Elizabeth is around special needs kids on a regular basis and doesn’t seem to care much.  I always say that nothing intimidates her.  She lives with CJ.  She is not scared of boys or kids bigger than her.  She will take on the big boys at school in foot races (and often wins).  She takes on the bullies too.

She is a normal 10 year old girl.  This means she drives me nuts.  She rolls her eyes.  She fights with her brother.  She doesn’t do her chores when she’s supposed to.  Sometimes she’s messy and thoughtless, like any kid.  But she is also wonderfully understanding and kind.  She will stop whatever she is doing to help me with a problem with CJ.

Once I was in the middle of telling her how much she had irritated me that week by not doing what she was supposed to…and then I realized that she had dropped what she was doing to help with CJ more than one time in the last day.  I took a deep breath and then called her back over.  I told her that I really appreciated how she helped me, and that it really made a difference, when I was in the middle of something, that I didn’t have to stop to take care of what he needed.  She looked at me and said, “I don’t mind.  I want to learn as much as I can about helping people with Autism so that one day if I have a child with Autism, I will know how to help them.”


Not “Autism is my worst nightmare”.  Not “having a child with any special need of any kind would ruin my life”.  Not even “CJ has ruined my life”.

I never would have guessed.

For the parent of a child with autism, there is no typical.  There is only extraordinary.


The Thin Red Bottom Line

autism Man_and_dollar_crack_01Numbers.

Numbers are what is going to make this all happen. You can draw pictures and talk up a storm and imagine and research and take meetings, but where it gets really real is staring at the column of figures running down to that bottom line.  All the statistics and head counts and years don’t mean jack in the end because “numbers” means money.

Plain and Simple.
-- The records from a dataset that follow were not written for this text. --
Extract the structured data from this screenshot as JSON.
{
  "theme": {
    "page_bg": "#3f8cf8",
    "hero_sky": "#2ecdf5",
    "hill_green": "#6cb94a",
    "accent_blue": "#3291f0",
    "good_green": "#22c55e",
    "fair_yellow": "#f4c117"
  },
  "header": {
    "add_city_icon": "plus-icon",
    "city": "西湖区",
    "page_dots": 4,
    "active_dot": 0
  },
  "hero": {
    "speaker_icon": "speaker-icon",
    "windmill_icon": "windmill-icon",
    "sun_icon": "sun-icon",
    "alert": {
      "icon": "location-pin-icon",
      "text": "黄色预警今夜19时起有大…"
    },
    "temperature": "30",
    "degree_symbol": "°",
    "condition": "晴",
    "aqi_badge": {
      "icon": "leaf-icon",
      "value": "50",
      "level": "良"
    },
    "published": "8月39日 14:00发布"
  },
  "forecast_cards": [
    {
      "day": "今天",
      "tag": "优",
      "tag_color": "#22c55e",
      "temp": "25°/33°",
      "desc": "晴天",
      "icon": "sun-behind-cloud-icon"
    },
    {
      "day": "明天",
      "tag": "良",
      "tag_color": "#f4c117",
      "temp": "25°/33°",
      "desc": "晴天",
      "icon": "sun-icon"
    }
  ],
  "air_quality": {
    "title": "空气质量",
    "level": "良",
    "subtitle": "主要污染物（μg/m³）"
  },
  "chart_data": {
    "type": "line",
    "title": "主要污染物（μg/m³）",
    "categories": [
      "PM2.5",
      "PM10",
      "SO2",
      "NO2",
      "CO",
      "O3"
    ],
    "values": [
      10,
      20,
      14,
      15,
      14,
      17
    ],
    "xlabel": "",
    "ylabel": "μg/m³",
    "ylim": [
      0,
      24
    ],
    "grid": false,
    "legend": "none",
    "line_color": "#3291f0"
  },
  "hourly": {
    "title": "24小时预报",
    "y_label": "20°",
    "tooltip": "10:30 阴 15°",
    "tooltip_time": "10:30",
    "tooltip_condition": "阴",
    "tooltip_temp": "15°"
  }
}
You need money to make anything happen.  Money makes the world go round.  Numbers point you straight toward the truth, and the truth is that the numbers say nobody trying to do what we’re trying to do has enough money.

I’ve spent the past two weeks getting some preliminary numbers together.  I had a meeting with a company that runs group homes.  They were a wealth (pardon the pun) of information.  I learned that they will provide the staff, the training and handle just about everything related to that for you.  That led to my first concrete number regarding the cost of staffing a group home.  I am hoping it was wrong.  I’m sure it’s not.  Are you ready?

It will cost over $200K just to staff the home for 5 people.  Per year.

That’s the first aggregate number in the Expense column.

Additional costs will include:

1.  The purchase of a house (either downpayment and mortgage, or full purchase price)

2.  Renovations to bring the house up to code

3.  Refitting to create an autism appropriate and friendly environment

4.  Insurance, all kinds

5.  Maintenance

6.  Utilities

7.  Furnishings

8.  Security System

None of this includes daily living expenses such as clothing, food, medical care, transportation, and entertainment.

The preliminary expense column is now at more than $300K not including initial startup costs for the foundation (so we can do several houses) and the mortgage.  Divide that by 5 residents and it’s at a minimum of $60K per year.

Meanwhile, over in the income column…an adult with autism will get just over $700 a month in SSI benefits.  Even if you flunked math on your way to the top, you’ll sense that this just doesn’t add up.

All of this calculating will eventually be going into a business plan.  A business plan with a big hole in the middle at the moment.

The only way to make this work is to raise the money.  Every single year.   Now…how to raise that kind of money???

I have a few ideas but I’m open to suggestions.